The sheer volume of information to be tracked, stored, and accessed easily in case of an emergency is mind-boggling. But as the world learns to lean on cloud storage, camps are stuck with the old, hard-drive based ways. Remember, connectivity is dicey at best when you’re deep in the heart of the north. (Location, location, location.)
Camp ≠ Enterprise
So what do camps do well that we can bring to our enterprise friends? First and foremost, they’re very good at moving with uncertainty and change. For all the traditions, the set events, and the activities, each and every day is different. Rain comes one day, and outdoor sports have to move indoors. A summer with 25 consecutive rain days and the sports staff has to get pretty creative with how they occupy the kids who signed up for their activities, but they do it, and the kids have fun, and camp is still the magical place all those kids who love sports believed it to be.
Being able to accept the circumstances as they arise and pivot to work within those new parameters is a tough thing to do when clients have specific end goals, but if you can find a new path forward, you often find something you hadn’t planned on that is even better than you could have imagined at the outset. Ask any camper or staff: the times things went completely off-script are always the most-cherished memories. Camps are among the most Agile environments I’ve ever witnessed.

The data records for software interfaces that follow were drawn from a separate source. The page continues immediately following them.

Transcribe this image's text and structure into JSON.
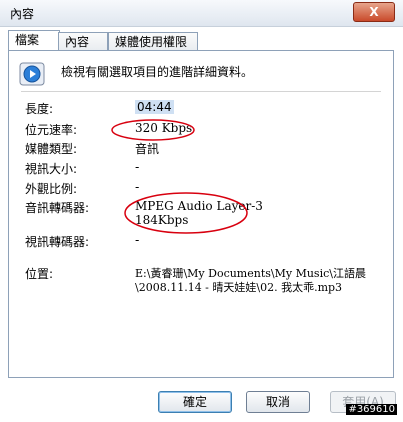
{
  "window": {
    "title": "內容",
    "close_glyph": "X"
  },
  "tabs": [
    {
      "label": "檔案",
      "active": true
    },
    {
      "label": "內容",
      "active": false
    },
    {
      "label": "媒體使用權限",
      "active": false
    }
  ],
  "panel": {
    "description": "檢視有關選取項目的進階詳細資料。",
    "icon": "media-player-icon",
    "rows": [
      {
        "label": "長度:",
        "value": "04:44"
      },
      {
        "label": "位元速率:",
        "value": "320 Kbps"
      },
      {
        "label": "媒體類型:",
        "value": "音訊"
      },
      {
        "label": "視訊大小:",
        "value": "-"
      },
      {
        "label": "外觀比例:",
        "value": "-"
      },
      {
        "label": "音訊轉碼器:",
        "value": "MPEG Audio Layer-3",
        "value2": "184Kbps"
      },
      {
        "label": "視訊轉碼器:",
        "value": "-"
      },
      {
        "label": "位置:",
        "value": "E:\\黃睿珊\\My Documents\\My Music\\江語晨",
        "value2": "\\2008.11.14 - 晴天娃娃\\02. 我太乖.mp3"
      }
    ]
  },
  "buttons": {
    "ok": "確定",
    "cancel": "取消",
    "apply": "套用(A)"
  },
  "watermark": "#369610",
  "colors": {
    "annotation": "#d8000f",
    "accent": "#3c7fb1"
  }
}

Another thing they do exceptionally well is design with their users in mind. Part of their magic is in how deeply kids remember and long for the experience of the previous year(s) again and again. But it’s not just the kids camps have to appeal to. Ask any seasoned camp director and they’ll tell you: without staff buy-in, your programs are DOA.
Bright colours, loud pop songs, and fun cheers get the little kids motivated, but camps also know how to get staff — sometimes ranging in age from 16 to over 60 — motivated, too. That’s a tough crowd to get universal resonance with, but camps are masters of connecting with their users and finding the emotional thread that will pull them in. If every customer or employee experience created a connection like that, we at Myplanet would be out of work (but also very psyched for how amazing all the software in the world was!).
Camps are also, as mentioned, almost defined by the tight budgets they operate under, which means they are champions of running lean. And while in the camp world that means things are often made with popsicle sticks, it also relies heavily on having a vivid, can’t-be-stifled, no-isn’t-in-my-vocabulary sense of creativity. Innovation is at the heart of every silly evening program and camp-wide event, and failure is all but obsolete. (Again, it’s when things go completely off the rails that the kids have the most fun. Even if the event didn’t go to plan, it was inevitably full of stuff people loved and want to see repeated year after year.)
Camps are expert re-inventors. People love the experience and want the same thing every summer, but every day is different. New staff, changes in weather, and a million other factors force camps to shift, tweak, and adjust all the time. The essence of the product remains, even if the exact experience is different.
What they know, and what they’ve always been good at, is that if you’ve created an experience that inspires connection and some form of joy, you can make adjustments as needed. They’re more dependent on technology than ever before, but only where it makes sense, only where it enhances the experience.
Thinking critically about the ways this self-contained community interacts with technology on an almost constant basis helps me think critically about the ways our globally-oriented partners are interacting with tech every day.